 Figure 8.1: Reaction Energy. Endothermic Reaction Figure 8.2: Reaction Energy. Exothermic Reaction

Although we will not show it here, kinetic molecular theory shows that the fraction of molecules with energy greater than Eα at temperature T is proportional to e-(Eα/RT). This means that the reaction rate and therefore also the rate constant must be proportional to e-(Eα/RT). Therefore we can write

 k(T) = Ae-(Eα/RT) [18]

where A is a proportionality constant. If we take the logarithm of both sides of equation 18, we find that

 ln(k(T)) = -(Eα/RT) + lnA [19]

This equation matches the experimentally observed equation 17. We recall that a graph of ln(k) versus 1/T is observed to be linear. Now we can see that the slope of that graph is equal to -Eα/R.
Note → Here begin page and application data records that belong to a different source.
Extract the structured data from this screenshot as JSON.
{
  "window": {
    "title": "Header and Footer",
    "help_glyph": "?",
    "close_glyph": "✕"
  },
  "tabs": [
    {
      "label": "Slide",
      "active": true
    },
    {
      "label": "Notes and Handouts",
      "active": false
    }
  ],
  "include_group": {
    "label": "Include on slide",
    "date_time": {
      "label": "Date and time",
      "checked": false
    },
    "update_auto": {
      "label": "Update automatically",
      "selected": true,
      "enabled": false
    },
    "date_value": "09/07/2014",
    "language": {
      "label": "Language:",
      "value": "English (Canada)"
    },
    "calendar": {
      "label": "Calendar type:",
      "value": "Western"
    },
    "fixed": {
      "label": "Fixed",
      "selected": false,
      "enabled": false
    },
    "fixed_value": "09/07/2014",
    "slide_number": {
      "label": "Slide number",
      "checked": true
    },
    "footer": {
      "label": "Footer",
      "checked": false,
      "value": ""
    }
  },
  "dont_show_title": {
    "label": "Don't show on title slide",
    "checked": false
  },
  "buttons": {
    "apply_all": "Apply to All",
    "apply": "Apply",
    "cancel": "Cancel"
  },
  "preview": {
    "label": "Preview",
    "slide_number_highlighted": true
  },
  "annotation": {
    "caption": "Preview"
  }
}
As a final note on equation 19, the constant A must have some physical significant. We have accounted for the probability of collision between two molecules and we have accounted for the energetic requirement for a successful reactive collision. We have not accounted for the probability that a collision will have the appropriate orientation of reactant molecules during the collision. Moreover, not every collision which occurs with proper orientation and sufficient energy will actually result in a reaction. There are other random factors relating to the internal structure of each molecule at the instant of collision. The factor A takes account for all of these factors, and is essentially the probability that a collision with sufficient energy for reaction will indeed lead to reaction. A is commonly called the frequency factor.

Last Update: 2011-02-16